Adults on the autism spectrum are often prescribed psychotropic medication to manage behaviour, despite limited evidence to support this practice, a new report has found.
The longitudinal study, which draws on data from The Cooperative Research Centre for Living with Autism (Autism CRC), found that 14% of psychotropic medications prescribed for adults with autism spectrum disorder (ASD) had no corresponding indication recorded. Also, many adults with ASD were prescribed more than one psychotropic medication. Co-prescribed medications included stimulants, antiepileptics, antipsychotics, anxiolytics, hypnotics/sedatives and antidepressants. There were no approved indications recorded for 25% of antiepileptics and antipsychotics prescribed for patients with ASD.1
The researchers noted that the higher rates of neurological or psychiatric disorders among adults with ASD did not entirely explain the increased odds of adults with ASD taking at least one antipsychotic medication. The study reported that ‘even when controlling for the presence of any neurological or psychiatric disorder, individuals with ASD were still more than four times as likely to be currently taking at least one psychotropic medication compared with non-autistic controls.’
The lead researcher on the study, Dr Rachael Cvejic, said that while there was no single cause for this phenomenon, medicines were being prescribed to manage behavioural problems including aggression; a trend that raised alarm among the researchers. They were concerned because of the limited evidence to support the use of psychotropic medication to manage behavioural features of autism spectrum disorders. As Dr Cvejic said, this practice exposes people to potential harm.
Elizabeth Sarian, Executive Manager at Autism Awareness Australia, agreed.
“Often taking the wrong medication to treat something can make it worse. It leads to a whole new complex set of problems,” she told Australian Pharmacist.
She recommended a wholistic healthcare plan for adults with ASD to avoid unnecessary prescription medication.
‘Healthcare providers should ensure that they communicate with all the professionals involved in the care of that individual,” she said. She noted that it is important not just to look at the issues in isolation from the GP’s or psychologist’s perspective. It is important for all of the professionals looking after the healthcare of the individual to communicate and work collaboratively.’

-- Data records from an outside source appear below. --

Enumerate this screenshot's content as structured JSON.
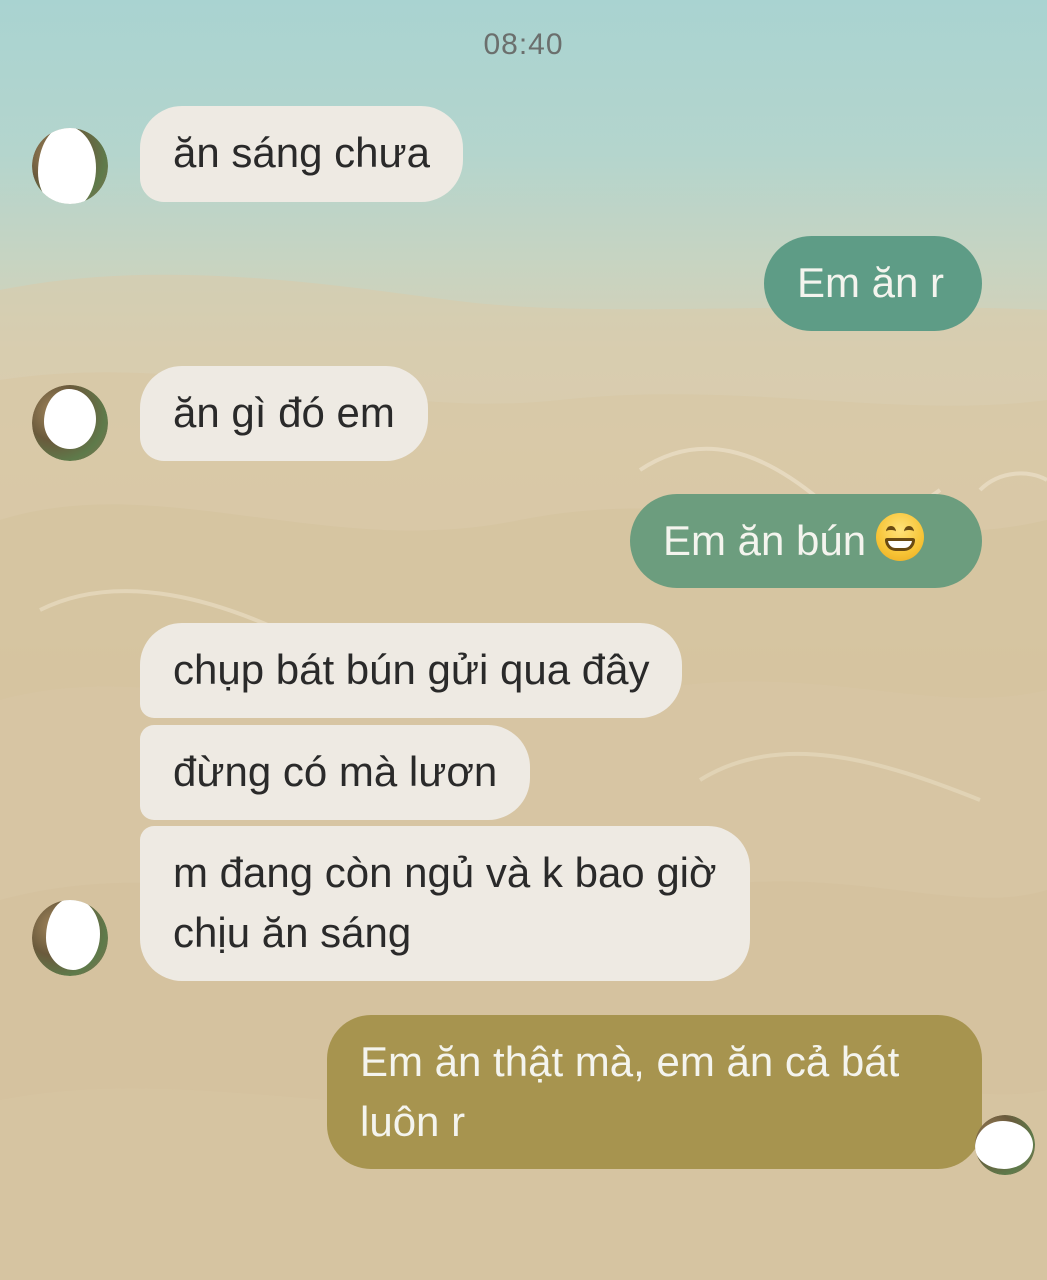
{
  "chat": {
    "timestamp": "08:40",
    "messages": [
      {
        "sender": "them",
        "text": "ăn sáng chưa"
      },
      {
        "sender": "me",
        "text": "Em ăn r"
      },
      {
        "sender": "them",
        "text": "ăn gì đó em"
      },
      {
        "sender": "me",
        "text": "Em ăn bún",
        "emoji": "grinning-face-icon"
      },
      {
        "sender": "them",
        "text": "chụp bát bún gửi qua đây"
      },
      {
        "sender": "them",
        "text": "đừng có mà lươn"
      },
      {
        "sender": "them",
        "lines": [
          "m đang còn ngủ và k bao giờ",
          "chịu ăn sáng"
        ]
      },
      {
        "sender": "me",
        "lines": [
          "Em ăn thật mà, em ăn cả bát",
          "luôn r"
        ]
      }
    ]
  },
  "colors": {
    "incoming_bubble": "#eeeae3",
    "outgoing_bubble_teal": "#5e9c86",
    "outgoing_bubble_olive": "#a7944f"
  }
}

The researchers also recommended that more education is needed for clinicians in this area.1
The report noted that features associated with ASD (i.e. complex and atypical mental health presentations, particularly among those with intellectual disability, communication difficulties, and high rates of physical comorbidities, are likely to compound these issues further. This highlights the importance of accessible ASD-specific clinician education and training in assessment and management of mental health disorders.
The report recommended that priorities for training should include considerations for assessment, management and communication strategies. Neurodiversity should be valued, and physical and mental health comorbidities should be considered. Clinicians should work within a multidisciplinary framework. They should assess challenging behaviours (including discerning the underlying causes), use appropriate non-pharmacological therapies where necessary, and follow recommendations for responsible prescribing.

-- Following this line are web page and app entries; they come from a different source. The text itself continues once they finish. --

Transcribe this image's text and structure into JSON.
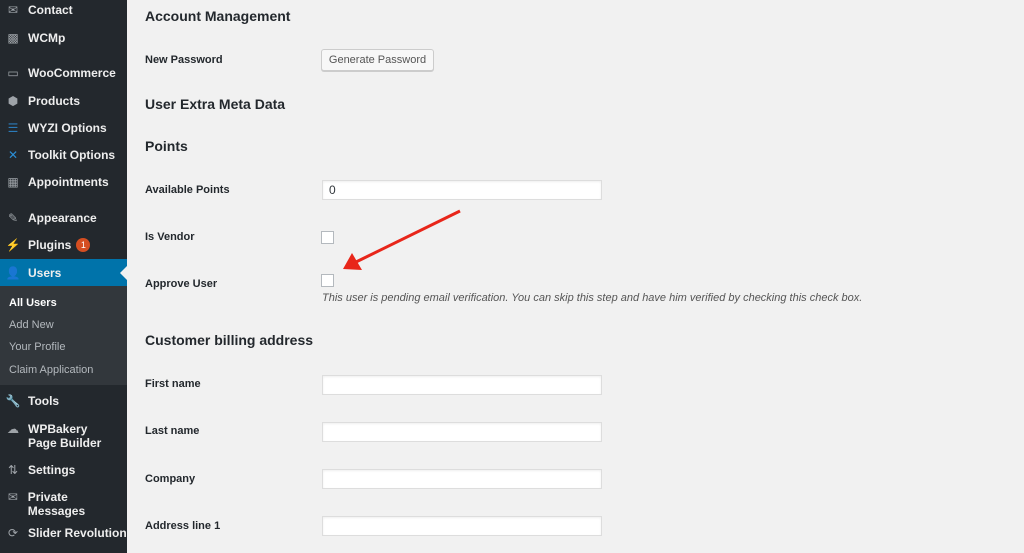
{
  "sidebar": {
    "items": [
      {
        "label": "Contact",
        "icon": "envelope-icon"
      },
      {
        "label": "WCMp",
        "icon": "wcmp-icon"
      },
      {
        "label": "WooCommerce",
        "icon": "woocommerce-icon"
      },
      {
        "label": "Products",
        "icon": "box-icon"
      },
      {
        "label": "WYZI Options",
        "icon": "toggles-icon"
      },
      {
        "label": "Toolkit Options",
        "icon": "tools-cross-icon"
      },
      {
        "label": "Appointments",
        "icon": "calendar-icon"
      },
      {
        "label": "Appearance",
        "icon": "paintbrush-icon"
      },
      {
        "label": "Plugins",
        "icon": "plug-icon",
        "badge": "1"
      },
      {
        "label": "Users",
        "icon": "user-icon",
        "active": true
      },
      {
        "label": "Tools",
        "icon": "wrench-icon"
      },
      {
        "label": "WPBakery Page Builder",
        "icon": "cloud-icon"
      },
      {
        "label": "Settings",
        "icon": "sliders-icon"
      },
      {
        "label": "Private Messages",
        "icon": "envelope-icon"
      },
      {
        "label": "Slider Revolution",
        "icon": "refresh-icon"
      }
    ],
    "submenu": [
      "All Users",
      "Add New",
      "Your Profile",
      "Claim Application"
    ]
  },
  "main": {
    "account_heading": "Account Management",
    "new_password_label": "New Password",
    "generate_password": "Generate Password",
    "extra_meta_heading": "User Extra Meta Data",
    "points_heading": "Points",
    "available_points_label": "Available Points",
    "available_points_value": "0",
    "is_vendor_label": "Is Vendor",
    "approve_user_label": "Approve User",
    "approve_note": "This user is pending email verification. You can skip this step and have him verified by checking this check box.",
    "billing_heading": "Customer billing address",
    "first_name_label": "First name",
    "last_name_label": "Last name",
    "company_label": "Company",
    "address1_label": "Address line 1"
  },
  "colors": {
    "sidebar": "#23282d",
    "active": "#0073aa",
    "arrow": "#e8261a"
  }
}
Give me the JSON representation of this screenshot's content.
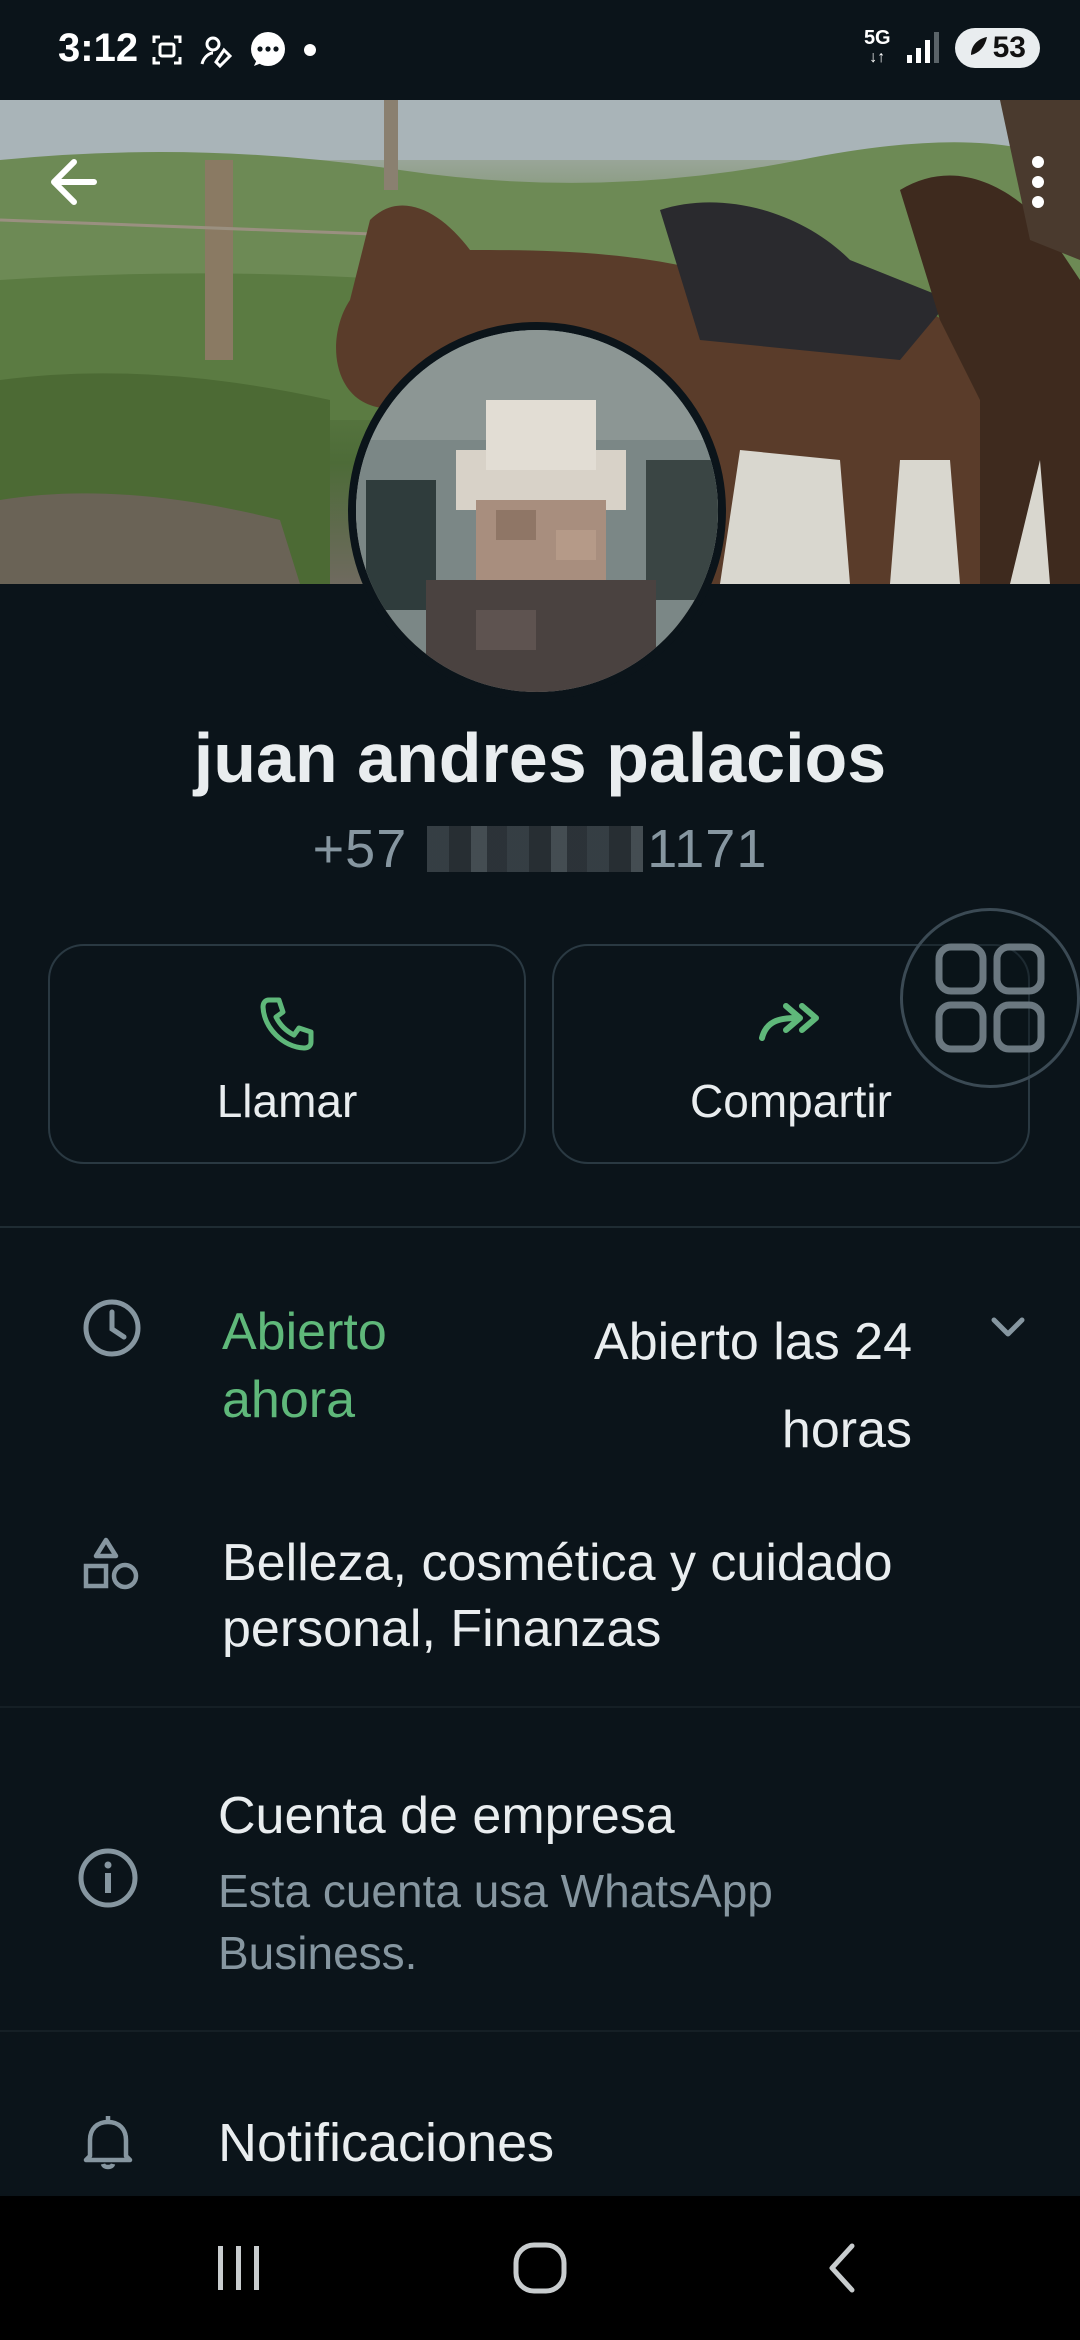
{
  "status_bar": {
    "time": "3:12",
    "network": "5G",
    "battery": "53"
  },
  "contact": {
    "name": "juan andres palacios",
    "phone_prefix": "+57",
    "phone_suffix": "1171"
  },
  "actions": {
    "call_label": "Llamar",
    "share_label": "Compartir"
  },
  "business_hours": {
    "status": "Abierto ahora",
    "value": "Abierto las 24 horas"
  },
  "categories": {
    "text": "Belleza, cosmética y cuidado personal, Finanzas"
  },
  "business_account": {
    "title": "Cuenta de empresa",
    "subtitle": "Esta cuenta usa WhatsApp Business."
  },
  "notifications": {
    "label": "Notificaciones"
  },
  "colors": {
    "background": "#0b141a",
    "accent_green": "#5fb87a",
    "secondary_text": "#8696a0"
  },
  "icons": [
    "back-arrow-icon",
    "more-vert-icon",
    "phone-icon",
    "share-forward-icon",
    "qr-grid-icon",
    "clock-icon",
    "category-shapes-icon",
    "info-icon",
    "bell-icon",
    "recents-icon",
    "home-icon",
    "nav-back-icon"
  ]
}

Ms Sarian echoed this recommendation, noting that mental health symptoms and symptoms of autism are often conflated, making accurate diagnoses difficult. She also cited the need for more education around mental illness in adults with ASD.
‘Communication is definitely a barrier for individuals with autism. So having that self-awareness and realising what is a mental health condition as opposed to a symptom of autism is very much a barrier. They both need to be considered for the individual, but they also recognised as two very separate conditions,’ she said.
‘So on one hand, I’m aghast that these medications are being handed out without a diagnosis. But on the other, I can see that the education required for clinicians to be able to diagnose correctly just isn’t there. They don’t realise that the tools they have aren’t necessarily appropriate’, stated Ms Sarian.
She encourages pharmacists to be vigilant about questioning the appropriateness of prescriptions, particularly when they are familiar with the patient.
As she stated, people assume they are getting the right medication when it might not be the most appropriate treatment. If a pharmacist has any doubts or if they’re unsure whether the prescription is suitable, she encourages them to refer on to a GP or mental healthcare professional. This is in the best interests of somebody on the spectrum.
If you as a healthcare professional recognise that there’s something not quite right, Ms Sarian urges you to refer on where possible.
- Cvejic RC, Arnold SRC, Foley K, Trollor JN. Neuropsychiatric profile and psychotropic medication use in adults with autism spectrum disorder. BJPsych 2018 4(6):461-466. At: https://www.cambridge.org/core/journals/bjpsych-open/article/neuropsychiatric-profile-and-psychotropic-medication-use-in-adults-with-autism-spectrum-disorder-results-from-the-australian-longitudinal-study-of-adults-with-autism/46DC7BD5AEF5ED67116EBEAE8A2F32D4/core-reader